An infrared image taken from NOAA's GOES-West satellite on Oct .3 at 7:45 a.m. EDT showed strong thunderstorms circling Tropical Storm Simon's center and a fragmented band of thunderstorms in Simon's eastern quadrant bringing rainfall to western Mexico. Simon's center remains over open waters of the Eastern Pacific. The image was created by the NASA/NOAA GOES Project at NASA's Goddard Space Flight Center in Greenbelt, Maryland.
On Oct. 3 at 5 a.m. EDT, the center of Tropical Storm Simon was located near latitude 18.3 north and longitude 108.9 west. That's about 140 miles (230 km) east-southeast of Socorro Island and 325 miles (520 km) south-southeast of the southern tip of Baja California, Mexico. Simon was moving toward the west near 7 mph (11 kph) and a turn toward the west-northwest or northwest is anticipated on Saturday. The National Hurricane Center noted that maximum sustained winds are near 50 mph. (85 kph) and Simon is expected to become a hurricane by Saturday morning, Oct. 4.
Simon is expected to produce total rainfall amounts of 3 to 5 inches with isolated amounts around 8 inches through Friday night across Colima, Western Jalisco, Nayarit, Southern Sinaloa, and Baja California Sur in western Mexico over the next several days. These rains could cause flash flooding and mudslides. However, there are currently no watches or warnings in effect. Swells generated by Simon are affecting portions of the southwestern coast of Mexico. These swells are likely to cause life-threatening surf and rip current conditions.
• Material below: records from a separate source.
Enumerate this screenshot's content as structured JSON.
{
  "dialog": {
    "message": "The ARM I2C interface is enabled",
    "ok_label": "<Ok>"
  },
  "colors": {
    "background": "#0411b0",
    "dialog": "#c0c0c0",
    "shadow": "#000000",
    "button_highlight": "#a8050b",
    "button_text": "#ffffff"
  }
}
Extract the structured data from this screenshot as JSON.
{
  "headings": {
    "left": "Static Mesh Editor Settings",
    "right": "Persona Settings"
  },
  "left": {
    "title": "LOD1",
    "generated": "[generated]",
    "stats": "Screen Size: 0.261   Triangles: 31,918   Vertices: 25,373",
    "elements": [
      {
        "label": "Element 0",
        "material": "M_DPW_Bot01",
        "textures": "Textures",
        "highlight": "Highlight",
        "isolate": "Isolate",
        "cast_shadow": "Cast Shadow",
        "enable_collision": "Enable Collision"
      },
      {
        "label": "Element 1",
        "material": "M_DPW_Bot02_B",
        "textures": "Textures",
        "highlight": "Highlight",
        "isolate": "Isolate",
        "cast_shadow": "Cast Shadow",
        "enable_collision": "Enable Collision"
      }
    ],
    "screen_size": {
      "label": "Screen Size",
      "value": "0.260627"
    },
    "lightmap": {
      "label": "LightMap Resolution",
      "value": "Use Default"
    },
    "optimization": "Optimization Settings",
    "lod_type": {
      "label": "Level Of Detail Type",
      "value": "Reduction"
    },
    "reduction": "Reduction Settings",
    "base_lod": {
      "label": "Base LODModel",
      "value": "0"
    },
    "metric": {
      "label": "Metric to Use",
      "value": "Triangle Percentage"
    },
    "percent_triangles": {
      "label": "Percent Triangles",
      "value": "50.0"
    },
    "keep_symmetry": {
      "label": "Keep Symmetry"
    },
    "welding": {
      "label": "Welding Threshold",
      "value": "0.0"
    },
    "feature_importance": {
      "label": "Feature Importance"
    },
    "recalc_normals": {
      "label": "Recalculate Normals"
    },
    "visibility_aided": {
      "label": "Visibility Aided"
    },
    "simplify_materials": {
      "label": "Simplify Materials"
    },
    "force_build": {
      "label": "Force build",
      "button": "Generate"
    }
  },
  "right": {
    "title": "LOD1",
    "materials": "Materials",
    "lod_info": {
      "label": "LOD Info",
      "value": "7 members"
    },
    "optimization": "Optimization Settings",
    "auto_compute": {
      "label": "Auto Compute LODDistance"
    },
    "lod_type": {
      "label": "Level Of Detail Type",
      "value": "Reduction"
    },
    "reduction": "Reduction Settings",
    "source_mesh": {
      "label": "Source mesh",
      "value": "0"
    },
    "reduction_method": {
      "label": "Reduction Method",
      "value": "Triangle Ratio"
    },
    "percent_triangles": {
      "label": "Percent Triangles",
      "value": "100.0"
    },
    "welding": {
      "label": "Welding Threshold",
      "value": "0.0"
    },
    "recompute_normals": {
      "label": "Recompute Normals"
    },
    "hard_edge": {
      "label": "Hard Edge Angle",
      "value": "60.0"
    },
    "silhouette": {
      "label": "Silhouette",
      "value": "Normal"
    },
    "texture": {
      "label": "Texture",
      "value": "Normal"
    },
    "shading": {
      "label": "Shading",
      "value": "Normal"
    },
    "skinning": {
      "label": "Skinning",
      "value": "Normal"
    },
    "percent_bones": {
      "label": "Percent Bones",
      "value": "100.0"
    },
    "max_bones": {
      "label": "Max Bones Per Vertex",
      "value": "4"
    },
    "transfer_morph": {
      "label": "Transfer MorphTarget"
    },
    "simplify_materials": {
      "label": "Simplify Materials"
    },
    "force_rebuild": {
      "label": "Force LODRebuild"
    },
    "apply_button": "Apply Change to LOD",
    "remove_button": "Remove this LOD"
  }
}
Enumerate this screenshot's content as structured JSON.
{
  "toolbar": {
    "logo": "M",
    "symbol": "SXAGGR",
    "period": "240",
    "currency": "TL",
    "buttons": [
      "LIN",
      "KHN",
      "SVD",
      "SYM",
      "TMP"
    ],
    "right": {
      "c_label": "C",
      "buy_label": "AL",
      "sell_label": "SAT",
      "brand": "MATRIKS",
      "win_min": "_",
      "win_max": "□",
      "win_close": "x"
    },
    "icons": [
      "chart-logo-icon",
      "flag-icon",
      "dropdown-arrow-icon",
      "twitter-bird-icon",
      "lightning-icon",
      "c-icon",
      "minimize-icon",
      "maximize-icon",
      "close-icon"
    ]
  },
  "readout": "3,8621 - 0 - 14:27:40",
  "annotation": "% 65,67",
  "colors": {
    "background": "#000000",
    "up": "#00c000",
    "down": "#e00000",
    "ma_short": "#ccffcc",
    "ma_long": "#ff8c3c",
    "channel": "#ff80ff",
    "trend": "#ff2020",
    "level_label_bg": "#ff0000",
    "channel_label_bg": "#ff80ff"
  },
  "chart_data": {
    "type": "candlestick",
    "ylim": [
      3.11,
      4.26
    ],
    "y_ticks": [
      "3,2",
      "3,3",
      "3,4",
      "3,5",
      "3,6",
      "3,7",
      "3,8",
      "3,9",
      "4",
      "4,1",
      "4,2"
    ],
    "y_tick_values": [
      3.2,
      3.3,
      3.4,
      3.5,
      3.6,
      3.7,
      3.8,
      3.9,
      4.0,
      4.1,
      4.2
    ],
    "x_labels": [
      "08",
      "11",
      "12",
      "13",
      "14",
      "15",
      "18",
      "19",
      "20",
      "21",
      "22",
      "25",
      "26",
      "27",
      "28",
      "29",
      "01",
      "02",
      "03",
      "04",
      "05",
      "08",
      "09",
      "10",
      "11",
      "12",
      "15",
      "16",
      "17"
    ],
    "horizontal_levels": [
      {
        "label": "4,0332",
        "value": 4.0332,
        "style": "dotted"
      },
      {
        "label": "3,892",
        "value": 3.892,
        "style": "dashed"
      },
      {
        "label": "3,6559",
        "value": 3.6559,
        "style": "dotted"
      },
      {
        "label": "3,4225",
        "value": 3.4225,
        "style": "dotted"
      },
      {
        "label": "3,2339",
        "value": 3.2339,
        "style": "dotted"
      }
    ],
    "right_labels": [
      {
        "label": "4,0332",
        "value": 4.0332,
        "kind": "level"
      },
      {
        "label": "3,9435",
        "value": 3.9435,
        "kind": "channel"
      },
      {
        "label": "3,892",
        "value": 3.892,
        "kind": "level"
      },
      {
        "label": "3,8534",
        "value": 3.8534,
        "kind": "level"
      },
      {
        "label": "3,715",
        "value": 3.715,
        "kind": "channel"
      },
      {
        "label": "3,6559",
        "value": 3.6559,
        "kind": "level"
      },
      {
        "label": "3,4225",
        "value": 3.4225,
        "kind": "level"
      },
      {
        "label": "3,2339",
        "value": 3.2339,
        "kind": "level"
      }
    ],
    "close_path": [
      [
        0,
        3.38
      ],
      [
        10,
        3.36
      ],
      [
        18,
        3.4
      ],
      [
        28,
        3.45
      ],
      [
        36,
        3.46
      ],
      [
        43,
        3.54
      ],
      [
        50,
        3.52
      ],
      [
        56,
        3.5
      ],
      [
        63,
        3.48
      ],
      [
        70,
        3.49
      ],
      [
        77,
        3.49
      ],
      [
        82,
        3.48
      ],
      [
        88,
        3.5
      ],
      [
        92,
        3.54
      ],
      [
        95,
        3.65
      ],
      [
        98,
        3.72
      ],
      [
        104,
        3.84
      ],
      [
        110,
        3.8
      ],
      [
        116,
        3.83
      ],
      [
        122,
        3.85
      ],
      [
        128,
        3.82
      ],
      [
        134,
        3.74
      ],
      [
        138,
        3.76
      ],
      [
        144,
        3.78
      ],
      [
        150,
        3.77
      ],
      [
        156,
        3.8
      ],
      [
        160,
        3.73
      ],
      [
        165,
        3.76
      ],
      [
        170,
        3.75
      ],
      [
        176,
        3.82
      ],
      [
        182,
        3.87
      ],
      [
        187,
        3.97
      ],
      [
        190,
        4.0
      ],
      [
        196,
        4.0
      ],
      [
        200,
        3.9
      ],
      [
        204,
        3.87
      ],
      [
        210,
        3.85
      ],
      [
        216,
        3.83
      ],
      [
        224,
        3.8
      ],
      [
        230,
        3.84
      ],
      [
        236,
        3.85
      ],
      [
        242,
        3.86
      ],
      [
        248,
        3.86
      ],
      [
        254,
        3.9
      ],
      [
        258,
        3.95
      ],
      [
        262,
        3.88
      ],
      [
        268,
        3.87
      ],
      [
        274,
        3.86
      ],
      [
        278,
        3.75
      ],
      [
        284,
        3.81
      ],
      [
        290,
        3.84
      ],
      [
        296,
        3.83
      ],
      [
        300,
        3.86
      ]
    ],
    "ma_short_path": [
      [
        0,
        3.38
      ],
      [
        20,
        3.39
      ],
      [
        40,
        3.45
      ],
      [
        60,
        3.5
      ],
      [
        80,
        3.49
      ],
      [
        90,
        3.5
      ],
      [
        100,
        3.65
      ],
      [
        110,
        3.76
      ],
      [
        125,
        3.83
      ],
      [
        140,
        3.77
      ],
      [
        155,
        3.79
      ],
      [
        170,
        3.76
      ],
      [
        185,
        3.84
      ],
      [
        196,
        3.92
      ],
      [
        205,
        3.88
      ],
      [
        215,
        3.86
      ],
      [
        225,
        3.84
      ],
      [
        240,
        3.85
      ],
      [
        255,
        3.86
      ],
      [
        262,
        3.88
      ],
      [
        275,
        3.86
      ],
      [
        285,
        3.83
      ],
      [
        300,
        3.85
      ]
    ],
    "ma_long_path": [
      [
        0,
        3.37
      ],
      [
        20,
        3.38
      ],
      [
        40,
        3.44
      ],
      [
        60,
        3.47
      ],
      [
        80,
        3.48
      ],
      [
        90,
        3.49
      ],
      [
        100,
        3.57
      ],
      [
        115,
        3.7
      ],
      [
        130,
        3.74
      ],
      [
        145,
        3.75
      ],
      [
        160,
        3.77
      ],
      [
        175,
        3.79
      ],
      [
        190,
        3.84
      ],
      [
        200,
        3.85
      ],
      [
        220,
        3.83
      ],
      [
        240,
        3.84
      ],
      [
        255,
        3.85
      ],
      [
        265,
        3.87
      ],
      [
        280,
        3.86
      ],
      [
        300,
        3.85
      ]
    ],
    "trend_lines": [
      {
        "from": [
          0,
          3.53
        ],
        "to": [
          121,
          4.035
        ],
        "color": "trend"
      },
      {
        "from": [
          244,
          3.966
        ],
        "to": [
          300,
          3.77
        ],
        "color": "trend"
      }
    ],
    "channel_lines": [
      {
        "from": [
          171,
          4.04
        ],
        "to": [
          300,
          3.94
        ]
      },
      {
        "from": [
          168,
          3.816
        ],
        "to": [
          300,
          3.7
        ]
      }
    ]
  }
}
Simon is expected to move away from the coast over the next couple of days and curve to the north on Sunday, tracking parallel to Baja California.